Only 4 conditions cause a thickening of a portion of the skull. Paget’s Disease, fibrous dysplasia, meningioma and dural arterior-venous fistula or arterior-venous malformation.

The first two conditions are not associated with abnormal vascularity of the dura or brain and are discounted. Likewise, no evidence of meningioma or brain tumour was discovered.

The last, arterio-venous malformation, fits the diagnosis well. The Hypervascularity of the dura was noted as “exceeding anything I have ever seen.” Also, an organised haematoma of about 4 oz was found in the right lateral ventricle indicating the arterio-venous malformation had bleed internally into the ventricle.

The haemorrhage probably led to the fall and final demise of Sir Thomas Stamford Raffles. A Seizure could have well occurred prior to the fall.

Sir Raffles was well known to have frequent severe headaches. He described his health in some detail in his correspondence. Writing to the Duchess of Somerset in December 1821, Raffles stated that his “own health still continues most seriously affected, [he was] seldom well for twelve hours, and always laid up for several days in the month.” In another letter to the Duchess written in February 1822, Raffles informed of the death of another two of his children, the depression of his wife, and as for himself, “had two of the most severe attacks [he] ever suffered. The last, a fever which fell on the brain, and [he] was almost mad. [He was] still an invalid, and confined to [his] room.”

Raffles’ health continued to deteriorate. A year later he wrote that he spent two thirds of his time in “pain and annoyance, from the dreadful headaches [he was] doomed to suffer in this country, but the remaining third has been actively employed.” On his last visit to Singapore from October 1822 to June 1823, Raffles wrote to the Duchess of Somerset that he “had another attack in the head, which nearly proved fatal, and the doctors were for hurrying [him] on board ship for Europe without much ceremony.
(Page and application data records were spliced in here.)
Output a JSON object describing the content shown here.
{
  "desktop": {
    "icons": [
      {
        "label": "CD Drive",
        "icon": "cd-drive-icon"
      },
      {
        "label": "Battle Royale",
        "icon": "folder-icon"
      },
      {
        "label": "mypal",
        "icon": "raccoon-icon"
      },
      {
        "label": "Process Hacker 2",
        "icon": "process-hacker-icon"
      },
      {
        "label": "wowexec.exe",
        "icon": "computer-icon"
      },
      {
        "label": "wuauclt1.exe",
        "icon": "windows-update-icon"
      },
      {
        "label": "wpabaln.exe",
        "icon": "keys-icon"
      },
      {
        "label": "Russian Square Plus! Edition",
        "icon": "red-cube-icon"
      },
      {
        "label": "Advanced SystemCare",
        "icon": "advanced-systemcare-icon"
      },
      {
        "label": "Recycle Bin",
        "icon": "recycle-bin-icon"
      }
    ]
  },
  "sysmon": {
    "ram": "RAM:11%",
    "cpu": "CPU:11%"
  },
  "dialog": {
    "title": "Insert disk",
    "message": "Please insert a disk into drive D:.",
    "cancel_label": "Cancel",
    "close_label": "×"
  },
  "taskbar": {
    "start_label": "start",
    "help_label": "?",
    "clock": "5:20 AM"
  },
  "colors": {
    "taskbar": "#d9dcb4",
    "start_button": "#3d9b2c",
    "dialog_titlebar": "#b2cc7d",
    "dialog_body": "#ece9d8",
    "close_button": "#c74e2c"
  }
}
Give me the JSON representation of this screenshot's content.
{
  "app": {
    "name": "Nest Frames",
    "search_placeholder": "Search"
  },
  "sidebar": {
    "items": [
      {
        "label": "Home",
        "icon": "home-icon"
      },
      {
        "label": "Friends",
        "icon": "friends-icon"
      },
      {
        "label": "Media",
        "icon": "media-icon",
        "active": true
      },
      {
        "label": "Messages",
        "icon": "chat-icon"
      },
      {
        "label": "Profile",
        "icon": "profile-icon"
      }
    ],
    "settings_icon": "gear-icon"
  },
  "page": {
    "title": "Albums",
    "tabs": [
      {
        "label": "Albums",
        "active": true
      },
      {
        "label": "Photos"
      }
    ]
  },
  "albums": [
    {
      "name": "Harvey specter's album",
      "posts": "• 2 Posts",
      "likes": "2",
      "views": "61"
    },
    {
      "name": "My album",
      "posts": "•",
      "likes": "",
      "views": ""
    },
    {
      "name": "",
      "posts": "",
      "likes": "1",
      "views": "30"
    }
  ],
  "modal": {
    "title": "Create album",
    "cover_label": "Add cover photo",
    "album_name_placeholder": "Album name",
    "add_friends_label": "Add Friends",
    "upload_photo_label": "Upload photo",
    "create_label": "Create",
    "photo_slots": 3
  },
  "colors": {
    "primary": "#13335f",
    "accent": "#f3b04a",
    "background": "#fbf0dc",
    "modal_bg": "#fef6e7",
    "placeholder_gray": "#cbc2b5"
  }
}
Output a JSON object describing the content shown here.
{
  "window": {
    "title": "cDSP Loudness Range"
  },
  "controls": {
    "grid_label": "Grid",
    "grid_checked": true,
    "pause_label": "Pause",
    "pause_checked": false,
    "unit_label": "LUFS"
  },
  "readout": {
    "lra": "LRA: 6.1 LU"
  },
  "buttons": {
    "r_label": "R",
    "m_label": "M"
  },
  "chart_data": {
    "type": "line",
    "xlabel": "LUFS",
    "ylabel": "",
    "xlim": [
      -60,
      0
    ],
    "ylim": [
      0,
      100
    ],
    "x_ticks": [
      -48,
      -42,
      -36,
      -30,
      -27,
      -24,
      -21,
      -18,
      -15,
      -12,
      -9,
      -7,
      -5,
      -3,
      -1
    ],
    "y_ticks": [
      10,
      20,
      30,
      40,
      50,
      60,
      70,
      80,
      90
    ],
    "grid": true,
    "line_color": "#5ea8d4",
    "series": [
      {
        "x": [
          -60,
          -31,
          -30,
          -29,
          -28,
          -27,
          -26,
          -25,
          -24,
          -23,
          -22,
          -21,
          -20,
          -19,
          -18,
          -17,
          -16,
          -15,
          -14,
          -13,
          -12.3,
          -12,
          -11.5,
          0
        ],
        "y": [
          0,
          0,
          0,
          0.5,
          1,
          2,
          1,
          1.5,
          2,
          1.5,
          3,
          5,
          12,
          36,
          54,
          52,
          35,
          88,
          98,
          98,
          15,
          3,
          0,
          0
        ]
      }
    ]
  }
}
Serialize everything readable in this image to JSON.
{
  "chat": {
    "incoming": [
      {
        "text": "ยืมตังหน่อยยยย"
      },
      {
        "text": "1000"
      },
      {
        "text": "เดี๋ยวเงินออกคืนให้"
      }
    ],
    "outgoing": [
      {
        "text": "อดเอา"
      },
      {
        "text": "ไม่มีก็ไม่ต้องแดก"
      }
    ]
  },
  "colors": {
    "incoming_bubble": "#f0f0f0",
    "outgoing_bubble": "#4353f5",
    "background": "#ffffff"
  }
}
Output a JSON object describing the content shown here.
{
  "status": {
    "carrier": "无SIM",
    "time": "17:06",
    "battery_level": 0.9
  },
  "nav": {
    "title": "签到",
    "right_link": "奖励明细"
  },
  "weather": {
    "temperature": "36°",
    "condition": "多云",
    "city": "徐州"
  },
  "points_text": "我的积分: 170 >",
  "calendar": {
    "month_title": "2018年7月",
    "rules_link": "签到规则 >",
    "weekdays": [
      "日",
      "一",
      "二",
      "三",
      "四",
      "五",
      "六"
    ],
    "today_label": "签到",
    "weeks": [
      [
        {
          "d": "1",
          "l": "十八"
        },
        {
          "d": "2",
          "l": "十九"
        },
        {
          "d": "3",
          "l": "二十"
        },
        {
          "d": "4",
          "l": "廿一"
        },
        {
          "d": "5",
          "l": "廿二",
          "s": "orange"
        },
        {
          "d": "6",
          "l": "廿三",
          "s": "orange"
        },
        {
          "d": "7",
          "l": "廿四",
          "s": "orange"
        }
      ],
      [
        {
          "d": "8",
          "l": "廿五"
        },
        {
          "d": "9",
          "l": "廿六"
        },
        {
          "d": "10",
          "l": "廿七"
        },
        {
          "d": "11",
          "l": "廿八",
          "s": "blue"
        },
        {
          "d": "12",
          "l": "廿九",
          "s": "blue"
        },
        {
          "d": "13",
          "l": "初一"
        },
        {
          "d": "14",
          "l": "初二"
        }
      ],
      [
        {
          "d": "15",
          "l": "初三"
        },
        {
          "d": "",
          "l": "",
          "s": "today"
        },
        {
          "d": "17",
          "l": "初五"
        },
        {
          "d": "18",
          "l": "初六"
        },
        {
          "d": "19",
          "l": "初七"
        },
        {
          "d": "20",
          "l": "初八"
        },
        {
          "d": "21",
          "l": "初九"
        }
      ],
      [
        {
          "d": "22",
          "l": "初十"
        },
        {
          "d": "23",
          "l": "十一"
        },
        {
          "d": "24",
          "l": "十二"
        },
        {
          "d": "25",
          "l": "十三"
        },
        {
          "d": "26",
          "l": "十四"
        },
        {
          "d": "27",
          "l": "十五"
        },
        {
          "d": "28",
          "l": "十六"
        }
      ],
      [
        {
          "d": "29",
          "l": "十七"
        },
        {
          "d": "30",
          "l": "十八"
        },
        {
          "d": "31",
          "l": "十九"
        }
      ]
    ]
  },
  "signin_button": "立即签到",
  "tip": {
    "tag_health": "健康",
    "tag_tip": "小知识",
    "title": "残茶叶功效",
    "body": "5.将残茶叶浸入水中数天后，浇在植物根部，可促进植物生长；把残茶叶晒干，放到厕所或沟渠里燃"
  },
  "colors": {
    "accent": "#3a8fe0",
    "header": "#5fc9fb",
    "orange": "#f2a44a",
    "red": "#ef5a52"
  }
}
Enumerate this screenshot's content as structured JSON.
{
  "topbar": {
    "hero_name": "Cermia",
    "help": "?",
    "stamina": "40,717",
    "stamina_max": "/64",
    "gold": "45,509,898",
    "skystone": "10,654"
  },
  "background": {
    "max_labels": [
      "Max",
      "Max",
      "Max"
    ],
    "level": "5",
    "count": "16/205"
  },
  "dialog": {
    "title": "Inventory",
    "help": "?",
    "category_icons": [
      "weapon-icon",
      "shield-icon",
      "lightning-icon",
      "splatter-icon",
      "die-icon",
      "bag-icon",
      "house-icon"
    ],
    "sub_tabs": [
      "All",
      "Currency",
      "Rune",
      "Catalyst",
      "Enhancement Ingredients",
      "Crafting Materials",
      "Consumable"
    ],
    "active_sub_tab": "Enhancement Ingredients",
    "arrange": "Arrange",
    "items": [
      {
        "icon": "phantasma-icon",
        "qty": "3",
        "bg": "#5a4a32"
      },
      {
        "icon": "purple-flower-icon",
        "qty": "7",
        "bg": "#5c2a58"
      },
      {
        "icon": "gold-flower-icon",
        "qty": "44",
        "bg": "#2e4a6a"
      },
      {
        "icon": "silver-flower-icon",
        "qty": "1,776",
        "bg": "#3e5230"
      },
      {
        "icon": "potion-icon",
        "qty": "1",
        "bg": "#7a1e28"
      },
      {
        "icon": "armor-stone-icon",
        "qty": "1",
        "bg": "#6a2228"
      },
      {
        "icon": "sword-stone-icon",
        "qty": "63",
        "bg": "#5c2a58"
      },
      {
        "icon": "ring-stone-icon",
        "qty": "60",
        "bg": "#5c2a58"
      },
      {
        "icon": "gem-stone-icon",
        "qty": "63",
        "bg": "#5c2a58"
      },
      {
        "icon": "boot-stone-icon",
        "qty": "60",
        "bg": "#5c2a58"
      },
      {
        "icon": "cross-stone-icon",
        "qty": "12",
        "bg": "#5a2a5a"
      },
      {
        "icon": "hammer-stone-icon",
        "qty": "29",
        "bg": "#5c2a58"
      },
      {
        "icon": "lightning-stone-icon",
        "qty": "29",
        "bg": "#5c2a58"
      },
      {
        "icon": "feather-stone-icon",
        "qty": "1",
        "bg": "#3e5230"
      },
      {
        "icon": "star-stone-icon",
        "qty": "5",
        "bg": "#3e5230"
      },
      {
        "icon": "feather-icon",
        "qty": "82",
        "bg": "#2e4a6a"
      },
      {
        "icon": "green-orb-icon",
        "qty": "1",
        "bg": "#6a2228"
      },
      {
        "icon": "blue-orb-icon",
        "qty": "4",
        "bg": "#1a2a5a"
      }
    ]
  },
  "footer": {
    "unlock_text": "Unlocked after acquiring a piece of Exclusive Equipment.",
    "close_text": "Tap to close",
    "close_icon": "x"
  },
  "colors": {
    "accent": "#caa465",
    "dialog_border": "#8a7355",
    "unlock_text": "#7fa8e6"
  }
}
However, as [he] could not reconcile myself to become food for fishes, I preferred ascending the Hill [Fort Canning], where, if my bones must remain in the East, they would have the honour of mixing with the ashes of Malayan Kings; and the result has been that instead of dying, [he] almost recovered. [He had] build a very comfortable house [on Fort Canning] which is sufficient to accommodate his sister’s family as well as [his] own.” Raffles’ health, as expected, did not improve following his return to England (3-5).

These symptoms were likely to be due to the arterio-venous malformation, causing minor haemorrages or an ischaemic steal effect, causing headaches and irritability.

Fig 1 & 2 show the official bust and portrait of Sir Thomas Stamford Raffles with hair usually covering the right frontal brow. The prominence is quite suggestive. Fig 3 shows an illustration of the arterio-venous malformation of the brain as described, by Sir Everard Home.


This report gives a neurosurgical and neuropathological interpretation to Sir Thomas Stamford Raffles’ last days and the cause of his death, based on his biography and autopsy report.

That the founder of Singapore could have suffered such a condition and yet do all that he did makes him even more remarkable. 


  • Sir Thomas Stamford Raffles: Book of days, Singapore Publishers Antique of the Orient 1993.
  • J Hume-Adam, Leo W Duchen (eds): Greenfields’ Neuropathology 5th edition. Edward Arnold, 1992: 269-302Raffles – Minto Collection (ISEAS – Singapore).
  • GR Kayne & EH Johnson, India Office Library.Raffles Collection vol. 1-15, 1785-1825, University of Malaya, Kuala Lumpur.
  • Bastin, John, Sturgus 1927. Sir Thomas Stamford Raffles – Singapore National Museum 1994. Publ. National Museum, Singapore in conjunction with “Raffles Reviewed” exhibition from 29.1.1994 – 1.5.1994.

Note: Interesting read on some rare facts about Raffles that students might not learn even from textbooks in history. Upon his death, his country estate in Highwood, a north London property was sold for ten thousand pounds sterling, which was paid to the East India Company to settle his outstanding debts and his wish to be buried at St. Mary’s Church, was denied by the vicar, who objected to Raffles’ anti-slavery stance.